A Chinese lunar lander landed on the moon and discovered water while on the surface, confirming previous scientific predictions that water does really exist on the body, revealed a report by Science.org. In December 2020, the lander returned with more than 60 ounces of soil and rock samples. Scientists hope the moon's water can be tapped and used for astronauts while they are on a mission in space.
Last week a study led by scientists at the Institute of Geology and Geophysics of the Chinese Academy of Sciences, depicted the H20 molecule in the probe's data.

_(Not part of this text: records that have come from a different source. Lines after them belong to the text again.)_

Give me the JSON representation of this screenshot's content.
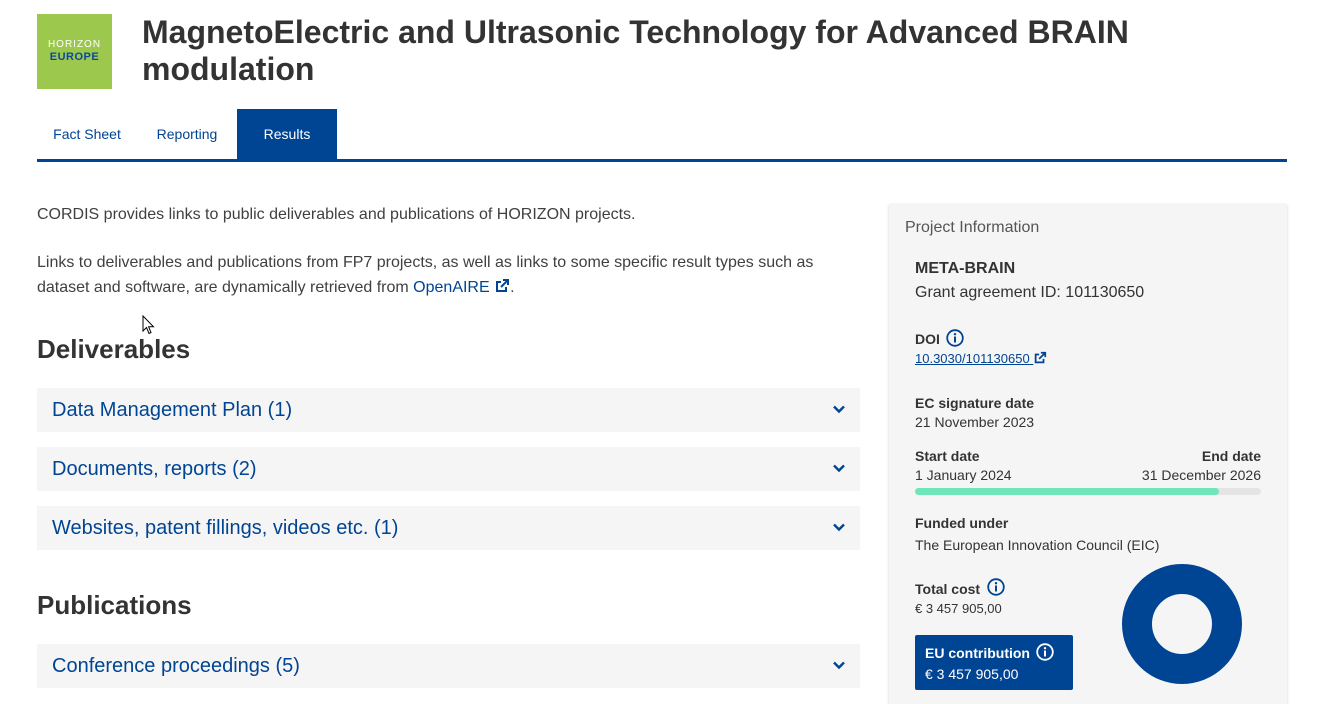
{
  "logo": {
    "line1": "HORIZON",
    "line2": "EUROPE"
  },
  "page_title": "MagnetoElectric and Ultrasonic Technology for Advanced BRAIN modulation",
  "tabs": [
    {
      "label": "Fact Sheet",
      "active": false
    },
    {
      "label": "Reporting",
      "active": false
    },
    {
      "label": "Results",
      "active": true
    }
  ],
  "intro": {
    "p1": "CORDIS provides links to public deliverables and publications of HORIZON projects.",
    "p2_text": "Links to deliverables and publications from FP7 projects, as well as links to some specific result types such as dataset and software, are dynamically retrieved from ",
    "p2_link": "OpenAIRE",
    "p2_end": "."
  },
  "deliverables": {
    "title": "Deliverables",
    "items": [
      {
        "label": "Data Management Plan (1)"
      },
      {
        "label": "Documents, reports (2)"
      },
      {
        "label": "Websites, patent fillings, videos etc. (1)"
      }
    ]
  },
  "publications": {
    "title": "Publications",
    "items": [
      {
        "label": "Conference proceedings (5)"
      }
    ]
  },
  "project_info": {
    "title": "Project Information",
    "acronym": "META-BRAIN",
    "grant": "Grant agreement ID: 101130650",
    "doi_label": "DOI",
    "doi_value": "10.3030/101130650",
    "ec_sig_label": "EC signature date",
    "ec_sig_value": "21 November 2023",
    "start_label": "Start date",
    "start_value": "1 January 2024",
    "end_label": "End date",
    "end_value": "31 December 2026",
    "progress_fraction": 0.88,
    "funded_label": "Funded under",
    "funded_value": "The European Innovation Council (EIC)",
    "total_cost_label": "Total cost",
    "total_cost_value": "€ 3 457 905,00",
    "eu_contrib_label": "EU contribution",
    "eu_contrib_value": "€ 3 457 905,00",
    "eu_share_fraction": 1.0
  },
  "colors": {
    "brand_blue": "#004494",
    "logo_green": "#9cc94d",
    "progress_green": "#6ee6b9",
    "panel_bg": "#f5f5f5"
  },
  "icons": [
    "external-link-icon",
    "info-icon",
    "chevron-down-icon",
    "mouse-cursor-icon"
  ]
}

Matt Siegler, a senior scientist for the Planetary Science Institute, believes that research shows that the moon may contain more water than expected. Previously, however, missions to space had put scientists under the false assumption that the moon was bone dry, yet over the years signs of hydration on the sunlit surface have been found but not confirmed until recently. In the last two decades, scientists from NASA had examined Apollo moon samples in 2008 and found water molecules in glass beads.
A month before the Chinese made their mission to the moon, NASA announced that they could confirm that the water on the moon was certainly in a sunny part of the celestial body. They used a Stratospheric Observatory for Infrared Astronomy (SOFIA) to pick up confirmed wavelength signals of water molecules which revealed that water is widespread on the moon and not just at the poles
The Chinese mission, Chang'E-5 found traces of water in the soil where it landed, which researchers believe was because of gases flowing off the sun forming water through the solar wind. When solar wind made contact with the oxygen on the moon's soil and rocks, it formed water. Rock picked up from the same location contained a higher concentration of water than the soil around it.
The Chang'E-5 was the first mission to the moon that collected and returned materials since Soviet Union’s Luna 24 in 1976. NASA last extracted moon rock samples in 1972, almost 50 years ago.